## TASK STATEMENT
Copies of all lines that contain "this" are needed; take them from the data below.

»»

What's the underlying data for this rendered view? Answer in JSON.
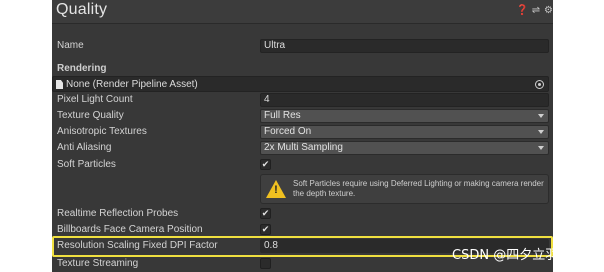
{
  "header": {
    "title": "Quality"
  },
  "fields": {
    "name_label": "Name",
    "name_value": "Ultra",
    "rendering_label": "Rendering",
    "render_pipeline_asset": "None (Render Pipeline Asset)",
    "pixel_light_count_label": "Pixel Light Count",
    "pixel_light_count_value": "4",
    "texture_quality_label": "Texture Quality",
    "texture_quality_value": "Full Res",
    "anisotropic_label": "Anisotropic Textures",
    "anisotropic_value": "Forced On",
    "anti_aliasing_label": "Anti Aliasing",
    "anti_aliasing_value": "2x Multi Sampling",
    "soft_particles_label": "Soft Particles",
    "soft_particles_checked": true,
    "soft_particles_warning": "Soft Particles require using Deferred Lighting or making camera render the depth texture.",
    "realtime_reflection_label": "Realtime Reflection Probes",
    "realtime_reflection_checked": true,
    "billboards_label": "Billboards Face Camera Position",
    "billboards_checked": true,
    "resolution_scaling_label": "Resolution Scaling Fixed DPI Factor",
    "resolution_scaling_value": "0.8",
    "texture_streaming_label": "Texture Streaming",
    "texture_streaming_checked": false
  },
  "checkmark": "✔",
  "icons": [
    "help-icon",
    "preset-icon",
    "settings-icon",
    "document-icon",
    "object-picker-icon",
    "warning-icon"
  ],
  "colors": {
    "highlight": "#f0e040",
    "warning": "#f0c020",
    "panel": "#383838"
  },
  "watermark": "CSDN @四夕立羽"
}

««
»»

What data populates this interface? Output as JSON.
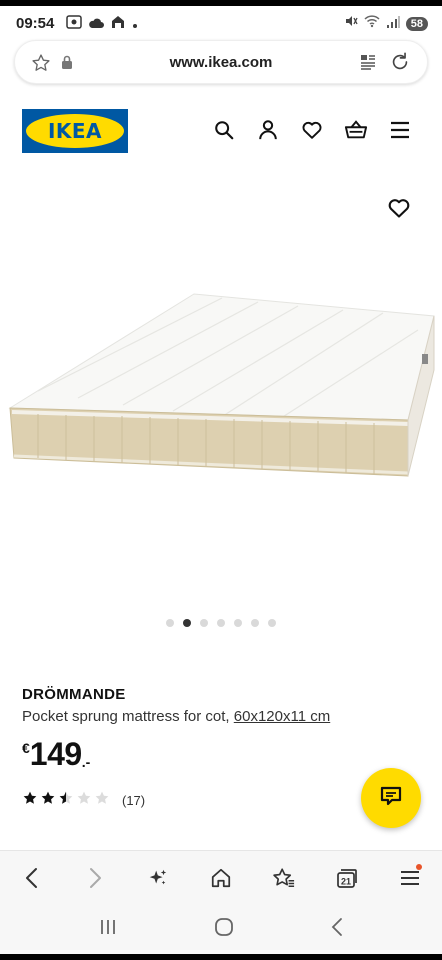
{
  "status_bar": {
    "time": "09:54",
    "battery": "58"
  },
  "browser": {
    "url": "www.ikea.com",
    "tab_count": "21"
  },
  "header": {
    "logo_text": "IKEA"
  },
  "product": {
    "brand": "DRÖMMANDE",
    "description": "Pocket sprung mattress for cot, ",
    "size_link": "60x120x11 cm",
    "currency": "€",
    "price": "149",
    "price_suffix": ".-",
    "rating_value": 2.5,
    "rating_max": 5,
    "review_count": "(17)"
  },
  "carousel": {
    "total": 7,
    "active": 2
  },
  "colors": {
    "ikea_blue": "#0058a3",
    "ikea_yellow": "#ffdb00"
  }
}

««

## EXERCISE ANSWER
What's the underlying data for this rendered view? Answer in JSON.
What data populates this interface? Output as JSON.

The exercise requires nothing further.